bicameralism as a method of legislation, and it is important to understand why. It was to preserve the republic, and make the process of legislation
even harder. I bring up the 17th Amendment, that same year we the people were handed the 16th Amendment which was famously challenged as
unconstitutional by both Brushaber and Stanton, I have never yet been able to find any legal challenges in a court of law regarding either the 17th
Amendment, nor the Federal Reserve Act. How strange is that?
The 16th Amendment is the only legislation of those three seminal acts that were challenged, to the best of my knowledge, and oddly, the 16th
Amendment was the only one of those three that had sound legal standing. I realize there are many out there that will insist that the 16th Amendment

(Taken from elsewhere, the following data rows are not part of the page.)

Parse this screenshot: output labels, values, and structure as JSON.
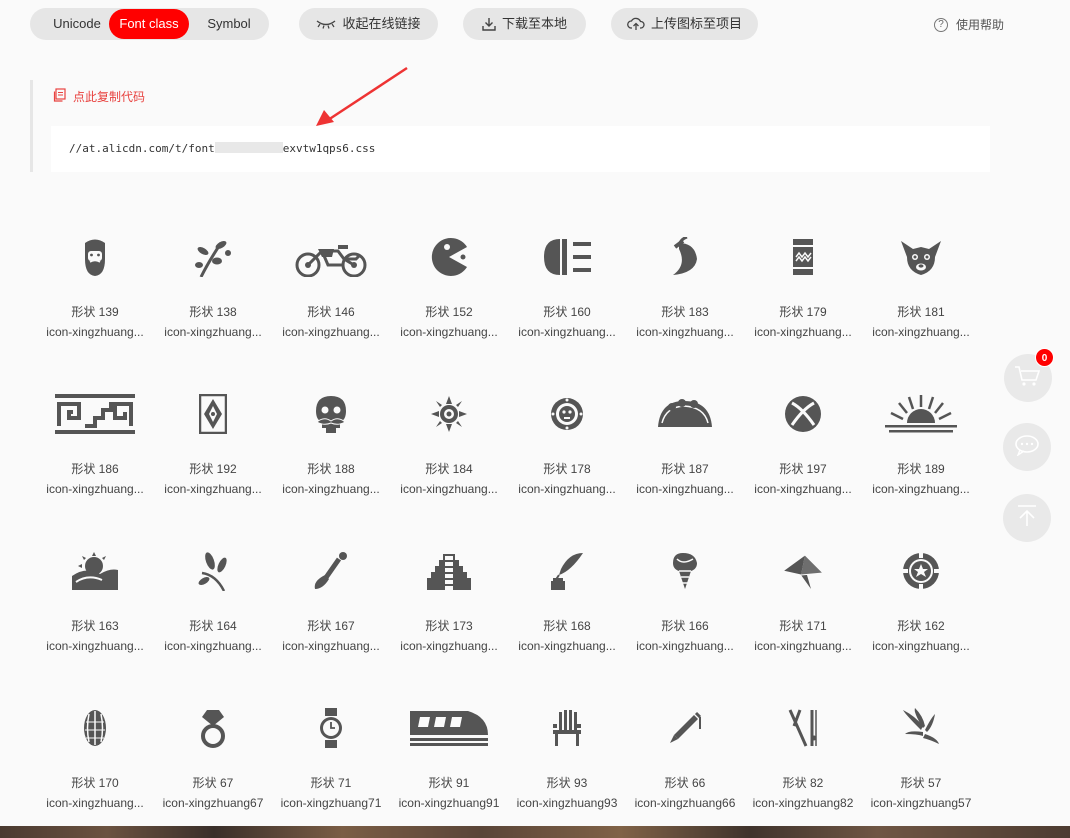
{
  "toolbar": {
    "tabs": [
      {
        "label": "Unicode"
      },
      {
        "label": "Font class",
        "active": true
      },
      {
        "label": "Symbol"
      }
    ],
    "collapse_link_label": "收起在线链接",
    "download_label": "下载至本地",
    "upload_label": "上传图标至项目",
    "help_label": "使用帮助"
  },
  "code_panel": {
    "copy_label": "点此复制代码",
    "url_prefix": "//at.alicdn.com/t/font",
    "url_suffix": "exvtw1qps6.css"
  },
  "icons": [
    {
      "name": "形状 139",
      "cls": "icon-xingzhuang...",
      "icon": "bearded-face-icon"
    },
    {
      "name": "形状 138",
      "cls": "icon-xingzhuang...",
      "icon": "plant-branch-icon"
    },
    {
      "name": "形状 146",
      "cls": "icon-xingzhuang...",
      "icon": "motorcycle-icon"
    },
    {
      "name": "形状 152",
      "cls": "icon-xingzhuang...",
      "icon": "pacman-icon"
    },
    {
      "name": "形状 160",
      "cls": "icon-xingzhuang...",
      "icon": "headlight-icon"
    },
    {
      "name": "形状 183",
      "cls": "icon-xingzhuang...",
      "icon": "chili-pepper-icon"
    },
    {
      "name": "形状 179",
      "cls": "icon-xingzhuang...",
      "icon": "rug-icon"
    },
    {
      "name": "形状 181",
      "cls": "icon-xingzhuang...",
      "icon": "chihuahua-icon"
    },
    {
      "name": "形状 186",
      "cls": "icon-xingzhuang...",
      "icon": "greek-pattern-icon"
    },
    {
      "name": "形状 192",
      "cls": "icon-xingzhuang...",
      "icon": "diamond-pattern-icon"
    },
    {
      "name": "形状 188",
      "cls": "icon-xingzhuang...",
      "icon": "skull-mustache-icon"
    },
    {
      "name": "形状 184",
      "cls": "icon-xingzhuang...",
      "icon": "aztec-sun-icon"
    },
    {
      "name": "形状 178",
      "cls": "icon-xingzhuang...",
      "icon": "calendar-stone-icon"
    },
    {
      "name": "形状 187",
      "cls": "icon-xingzhuang...",
      "icon": "taco-icon"
    },
    {
      "name": "形状 197",
      "cls": "icon-xingzhuang...",
      "icon": "xbox-icon"
    },
    {
      "name": "形状 189",
      "cls": "icon-xingzhuang...",
      "icon": "sunrise-icon"
    },
    {
      "name": "形状 163",
      "cls": "icon-xingzhuang...",
      "icon": "sun-hill-icon"
    },
    {
      "name": "形状 164",
      "cls": "icon-xingzhuang...",
      "icon": "leaves-icon"
    },
    {
      "name": "形状 167",
      "cls": "icon-xingzhuang...",
      "icon": "brush-icon"
    },
    {
      "name": "形状 173",
      "cls": "icon-xingzhuang...",
      "icon": "pyramid-icon"
    },
    {
      "name": "形状 168",
      "cls": "icon-xingzhuang...",
      "icon": "quill-ink-icon"
    },
    {
      "name": "形状 166",
      "cls": "icon-xingzhuang...",
      "icon": "ice-cream-cone-icon"
    },
    {
      "name": "形状 171",
      "cls": "icon-xingzhuang...",
      "icon": "paper-plane-icon"
    },
    {
      "name": "形状 162",
      "cls": "icon-xingzhuang...",
      "icon": "poker-chip-icon"
    },
    {
      "name": "形状 170",
      "cls": "icon-xingzhuang...",
      "icon": "cocoa-pod-icon"
    },
    {
      "name": "形状 67",
      "cls": "icon-xingzhuang67",
      "icon": "ring-icon"
    },
    {
      "name": "形状 71",
      "cls": "icon-xingzhuang71",
      "icon": "watch-icon"
    },
    {
      "name": "形状 91",
      "cls": "icon-xingzhuang91",
      "icon": "train-icon"
    },
    {
      "name": "形状 93",
      "cls": "icon-xingzhuang93",
      "icon": "chair-icon"
    },
    {
      "name": "形状 66",
      "cls": "icon-xingzhuang66",
      "icon": "pen-icon"
    },
    {
      "name": "形状 82",
      "cls": "icon-xingzhuang82",
      "icon": "skis-icon"
    },
    {
      "name": "形状 57",
      "cls": "icon-xingzhuang57",
      "icon": "wing-icon"
    }
  ],
  "cart_badge": "0",
  "colors": {
    "accent": "#ff0000",
    "icon": "#555555",
    "copy_link": "#e8423f"
  }
}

is unconstitutional, and never properly ratified and blah, blah, blah, but any novice Constitutionalists need not look too hard to see the validity in

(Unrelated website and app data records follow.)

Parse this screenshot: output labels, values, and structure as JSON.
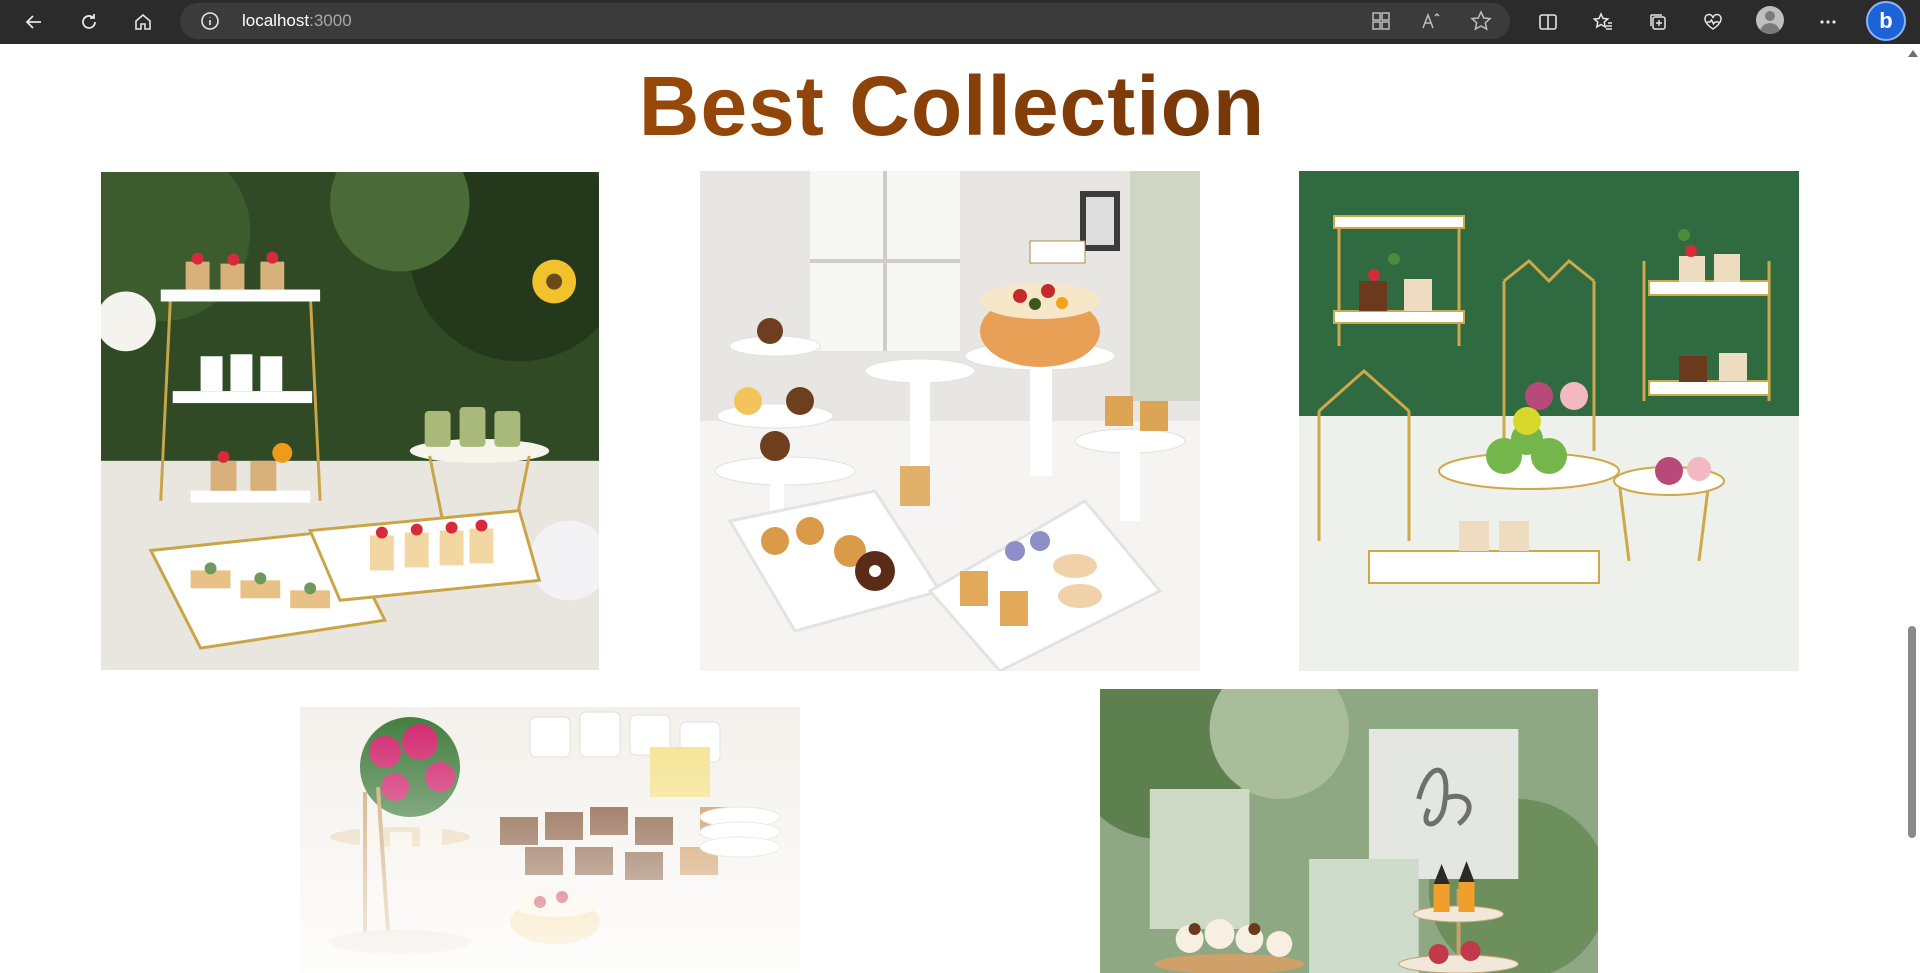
{
  "browser": {
    "url_host": "localhost",
    "url_port": ":3000",
    "toolbar_icons": [
      "back-icon",
      "refresh-icon",
      "home-icon",
      "site-info-icon",
      "apps-icon",
      "read-aloud-icon",
      "favorite-star-icon",
      "split-screen-icon",
      "favorites-icon",
      "collections-icon",
      "browser-essentials-icon",
      "profile-avatar",
      "more-options-icon",
      "copilot-icon"
    ],
    "copilot_glyph": "b"
  },
  "section": {
    "title": "Best Collection"
  },
  "gallery": {
    "images": [
      {
        "subject": "gold tiered dessert stands with cupcakes and sunflowers on outdoor table"
      },
      {
        "subject": "white lace cake stands with cakes, donuts and pastries"
      },
      {
        "subject": "gold and white geometric stands with cupcakes and green apples on green backdrop"
      },
      {
        "subject": "crystal dessert stand with cake and brownies on buffet table"
      },
      {
        "subject": "tiered cupcake stand in a garden with blurred sign"
      }
    ]
  },
  "colors": {
    "title_gradient_start": "#b35a09",
    "title_gradient_end": "#4e2306",
    "chrome_bg": "#2b2b2b",
    "address_bar_bg": "#3b3b3b"
  }
}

First, it should be clear to everybody that Congress all ready had the complete and plenary power of taxation and did not need an Amendment in order
to lay and collect taxes on income. Secondly, an understanding of history and the Pollack ruling makes it even easier to understand why that
Amendment was written, and third; a simple reading of that Amendment makes perfectly clear that no new power of taxation was created, nor was any new
burden placed upon the people. All the 16th Amendment did was allow Congress to flex its own muscles to the courts and made perfectly clear that any
tax laid upon income without apportionment was to be viewed as an indirect tax and not a direct tax.
So, where that Amendment was challenged with erroneous claims and destined to fail, the Federal Reserve Act, dubious in its creation, and it is a
quite valid question to ask if Congress has the authority to delegate its own responsibility of coining and printing moneys to a "quasi-public"
banking institution, and then there is the 17th Amendment. The excuses for this Amendment were to address the very complaints that were the precise
purpose of that Amendment, which was the gridlock it fostered, and even the problem of Representatives not choosing vacated Senate seats in time for
the next session, which clearly slowed down the process of legislation, and given the multitudes of statutes, codes and ordinances on the books today,
what would be so damn wrong with a year without legislation?
Why can I not find any legal challenges to the 17th Amendment and the Federal Reserve Act? What sort of conspiracy was that? What does this have to
do with the census?
My first day in training as a crew leader, it was explained to us that, if the Department of Homeland Security, or even the FBI wanted information
from the Census Bureau that information would NOT be divulged. Take that for what you want. What I can tell you first hand is this much: WE TAKE
EXTRAORDINARY STEPS TO MAKE SURE PII (PERSONALLY IDENTIFIABLE INFORMATION) DOES NOT GET OUT TO THE PUBLIC. I mean they take RIDICULOUS PRECAUTIONS.
One of my enumerators almost got fired for having her husband in her car when she was acting as courier to send enumerator questionnaires to the
office. They were packed in an inter office envelope and in a box.
What could the Census Bureau possibly be asking that such protocols have been put in place? If a census is nothing more than a head count to properly
apportion for The House of Representatives, what possible difference could it make if that information was shared with all of those alphabet agencies
and the creepier Germanic agency known as Homeland Security? What would I or anyone else care if the FBI knew the number of people residing in my
home or theirs? Certainly, in order to ensure proper apportionment, this is all that need be answered, and since the three fifths clause has been
rendered moot, certainly my skin color has no bearing, nor my name, or my political beliefs, religious beliefs and so on. All that should matter is
the number of occupants, so again I ask, why are these very strict protocols about privacy being emphasized so much? Don't you find that even
You've spent much time attempting to assure us that our privacy is protected and that "only about 10 questions are asked" My friend, that seems to
be only about 9 questions too many.
[edit on 21-5-2010 by Jean Paul Zodeaux]